Communication key to gender balance

Features editor
The Engineer

We’re working on our upcoming Women in Engineering supplement at the moment, carrying out interviews ahead of producing the supplement itself next month. Some of the issues being raised by our interviewees give an interesting insight into how far the engineering sector has come with respect to addressing its gender imbalance — and how far it still has to go.

The main argument for attracting women into engineering is an extremely simple one. A sector which draws only on one gender is exploiting half of its available talent pool. It’s ridiculous to imagine that the skills and talents needed to become an engineer are restricted to men, and many women are being denied the chance to use their abilities in a field which needs all the innovative people it can get.

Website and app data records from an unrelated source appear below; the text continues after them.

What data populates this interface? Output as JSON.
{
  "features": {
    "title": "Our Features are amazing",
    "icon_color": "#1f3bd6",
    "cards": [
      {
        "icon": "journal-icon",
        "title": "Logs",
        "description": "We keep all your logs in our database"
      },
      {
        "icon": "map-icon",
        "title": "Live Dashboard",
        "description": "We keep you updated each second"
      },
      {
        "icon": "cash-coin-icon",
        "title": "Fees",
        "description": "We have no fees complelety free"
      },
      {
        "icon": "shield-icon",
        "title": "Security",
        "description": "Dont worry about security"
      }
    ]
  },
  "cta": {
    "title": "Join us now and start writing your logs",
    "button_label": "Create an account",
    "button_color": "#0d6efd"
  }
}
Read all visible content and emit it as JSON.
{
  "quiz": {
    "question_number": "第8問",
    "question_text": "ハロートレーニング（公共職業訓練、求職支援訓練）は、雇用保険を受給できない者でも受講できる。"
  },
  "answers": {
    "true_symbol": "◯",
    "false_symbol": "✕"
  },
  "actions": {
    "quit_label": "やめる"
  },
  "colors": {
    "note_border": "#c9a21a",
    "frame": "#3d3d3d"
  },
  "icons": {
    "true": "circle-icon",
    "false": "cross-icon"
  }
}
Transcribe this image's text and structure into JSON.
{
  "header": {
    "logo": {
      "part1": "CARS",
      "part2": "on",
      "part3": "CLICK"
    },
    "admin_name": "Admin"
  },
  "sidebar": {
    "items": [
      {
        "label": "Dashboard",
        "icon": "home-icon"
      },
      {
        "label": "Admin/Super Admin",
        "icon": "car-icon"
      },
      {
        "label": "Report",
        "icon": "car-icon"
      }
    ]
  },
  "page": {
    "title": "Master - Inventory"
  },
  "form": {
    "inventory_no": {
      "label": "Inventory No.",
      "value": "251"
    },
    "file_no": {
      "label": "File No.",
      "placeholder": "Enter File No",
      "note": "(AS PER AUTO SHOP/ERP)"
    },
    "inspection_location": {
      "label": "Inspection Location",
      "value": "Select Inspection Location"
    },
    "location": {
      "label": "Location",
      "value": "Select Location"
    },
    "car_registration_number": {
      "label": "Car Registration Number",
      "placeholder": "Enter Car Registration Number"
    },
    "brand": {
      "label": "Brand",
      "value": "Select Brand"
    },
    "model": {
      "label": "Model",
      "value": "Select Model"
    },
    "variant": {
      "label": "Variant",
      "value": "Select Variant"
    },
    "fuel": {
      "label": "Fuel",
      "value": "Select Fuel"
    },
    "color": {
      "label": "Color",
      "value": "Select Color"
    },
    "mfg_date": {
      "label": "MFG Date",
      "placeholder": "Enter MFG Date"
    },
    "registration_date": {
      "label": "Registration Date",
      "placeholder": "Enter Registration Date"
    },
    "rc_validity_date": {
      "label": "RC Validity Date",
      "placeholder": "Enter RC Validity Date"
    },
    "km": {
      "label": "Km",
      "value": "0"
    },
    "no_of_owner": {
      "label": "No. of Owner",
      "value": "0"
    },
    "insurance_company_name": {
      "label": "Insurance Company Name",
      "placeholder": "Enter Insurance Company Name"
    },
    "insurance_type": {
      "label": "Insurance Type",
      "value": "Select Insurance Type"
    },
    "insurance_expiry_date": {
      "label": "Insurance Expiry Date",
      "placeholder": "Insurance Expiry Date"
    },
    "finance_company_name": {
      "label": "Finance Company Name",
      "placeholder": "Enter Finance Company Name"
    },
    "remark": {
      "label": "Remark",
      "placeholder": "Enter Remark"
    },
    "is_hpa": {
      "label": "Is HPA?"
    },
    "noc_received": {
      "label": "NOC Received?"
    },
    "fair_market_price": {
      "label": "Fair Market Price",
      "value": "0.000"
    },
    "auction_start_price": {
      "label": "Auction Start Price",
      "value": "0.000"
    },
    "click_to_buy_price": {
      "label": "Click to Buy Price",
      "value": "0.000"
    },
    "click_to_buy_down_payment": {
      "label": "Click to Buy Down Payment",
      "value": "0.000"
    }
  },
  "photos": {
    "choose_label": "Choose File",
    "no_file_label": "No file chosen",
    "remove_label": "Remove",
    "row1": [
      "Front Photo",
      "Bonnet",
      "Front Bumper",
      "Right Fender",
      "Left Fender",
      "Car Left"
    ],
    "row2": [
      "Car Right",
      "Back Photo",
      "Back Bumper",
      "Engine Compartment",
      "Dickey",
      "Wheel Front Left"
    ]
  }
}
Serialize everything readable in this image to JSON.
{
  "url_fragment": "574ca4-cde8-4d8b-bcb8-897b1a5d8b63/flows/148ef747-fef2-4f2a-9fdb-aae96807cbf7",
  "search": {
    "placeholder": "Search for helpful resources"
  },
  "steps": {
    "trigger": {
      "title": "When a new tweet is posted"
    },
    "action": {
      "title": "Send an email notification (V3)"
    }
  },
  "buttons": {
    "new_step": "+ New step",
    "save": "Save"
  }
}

But talking yesterday to one of Britain’s most senior women engineers, Professor Julia King, vice-chancellor of Aston University, brought home just how many issues the sector is going to have to tackle before it can truly exploit the full potential of its female members. King, who spent ten years as a senior director at Rolls-Royce and has also been the Principal of Imperial College’s engineering faculty, believes that the problems begin in the education system and carry on all the way to the top of the profession.

Prof King believes that the problem in education isn’t with engineering per se, pointing out that Imperial’s medical engineering course is 50 per cent female. ‘We’ve seen something similar happening with medicine over the decades,’ she said. ‘When I was growing up, it was very, very rare to have a woman GP, but today, medical courses in the UK usually have more women on them than men. I’m a little bitter about that,’ she admitted, ‘because medicine’s nicking all the science-literate women that I’d like to see on engineering courses.’

The problems of sexism and laddishness that women face on shop floors are well known and must be tackled, King said, but there are still communication problems which have nothing to do with overt sexism but still form a barrier to women contributing in engineering environments, she said. ‘Conflict management is hugely important and not well enough understood,’ she said. It can be difficult for women to find their way onto project teams, she explained, because senior engineers tend to be men — purely because of the legacy gender split of the profession — and there is a strong tendency for people to recruit ‘people like themselves’.

But this isn’t the best way to go about things at all, she said. ‘Diverse teams are usually the most creative ones, and that’s because they tend to disagree with each other, and out of that disagreement we get ideas. But it has to be managed very carefully, and in particular you have to use conflict management to get that creative tension going but stop it short of confrontationalism.’

Interestingly, a trip last week to BAE Systems’ Govan shipyard revealed a shopfloor environment which seemed very female-friendly, with a good proportion of young women working through their engineering apprenticeships on the Aircraft Carrier project. The relatively large number of women on the shop floor might have been a factor in itself — King pointed out that women still tend to feel isolated until they make up at 20-25 percent of any group. Another factor might have been that many of the Govan girls are the daughters, sisters and nieces of male shipbuilders, many of whom work alongside them in Govan.

Not every girl going into engineering is going to have that advantage. But Julia King, who’s seen life as an engineer from several sides and levels, is adamant that we’re going to have to rethink a lot of attitudes if we’re to reach the goal of a workforce where everyone, regardless of gender, can contribute to their full ability.